Excerpts from an interface dataset:
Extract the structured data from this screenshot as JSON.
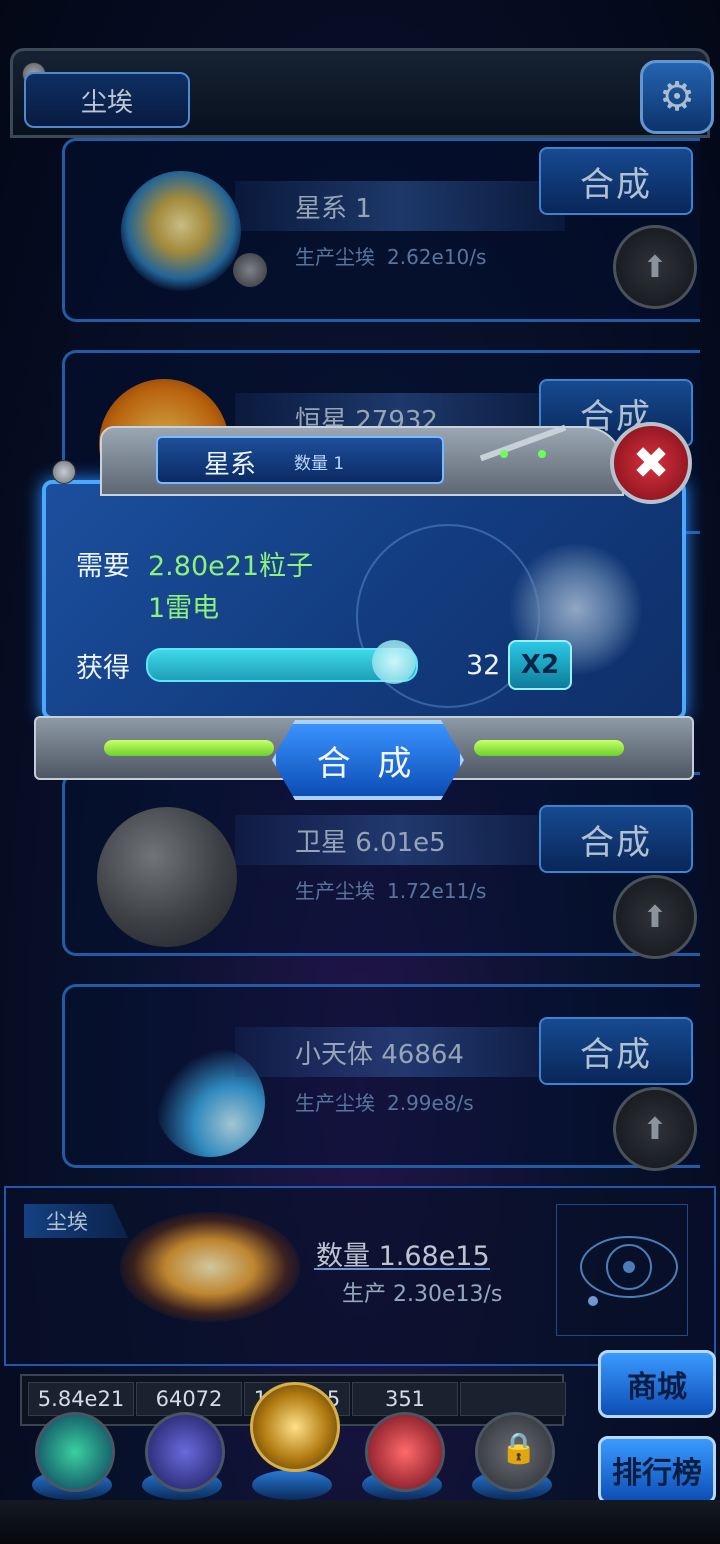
{
  "header": {
    "title": "尘埃"
  },
  "cards": [
    {
      "name": "星系 1",
      "prod_label": "生产尘埃",
      "prod_value": "2.62e10/s",
      "btn": "合成"
    },
    {
      "name": "恒星 27932",
      "prod_label": "",
      "prod_value": "",
      "btn": "合成"
    },
    {
      "name": "卫星 6.01e5",
      "prod_label": "生产尘埃",
      "prod_value": "1.72e11/s",
      "btn": "合成"
    },
    {
      "name": "小天体 46864",
      "prod_label": "生产尘埃",
      "prod_value": "2.99e8/s",
      "btn": "合成"
    }
  ],
  "dialog": {
    "tab_title": "星系",
    "tab_count": "数量 1",
    "need_label": "需要",
    "need_1": "2.80e21粒子",
    "need_2": "1雷电",
    "get_label": "获得",
    "get_value": "32",
    "multiplier": "X2",
    "slider_level": 0.85,
    "confirm": "合 成",
    "close_symbol": "✖"
  },
  "dust": {
    "tag": "尘埃",
    "amount": "数量 1.68e15",
    "production": "生产 2.30e13/s"
  },
  "resources": [
    "5.84e21",
    "64072",
    "1.68e15",
    "351",
    ""
  ],
  "side_buttons": {
    "shop": "商城",
    "rank": "排行榜"
  },
  "colors": {
    "accent": "#2b6fc9",
    "highlight_green": "#8ff07a",
    "cyan": "#3fd8e8",
    "danger": "#d8313e"
  }
}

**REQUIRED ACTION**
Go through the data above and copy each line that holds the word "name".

**SOLUTION FOR THIS PROBLEM**
      "name": "星系 1",
      "name": "恒星 27932",
      "name": "卫星 6.01e5",
      "name": "小天体 46864",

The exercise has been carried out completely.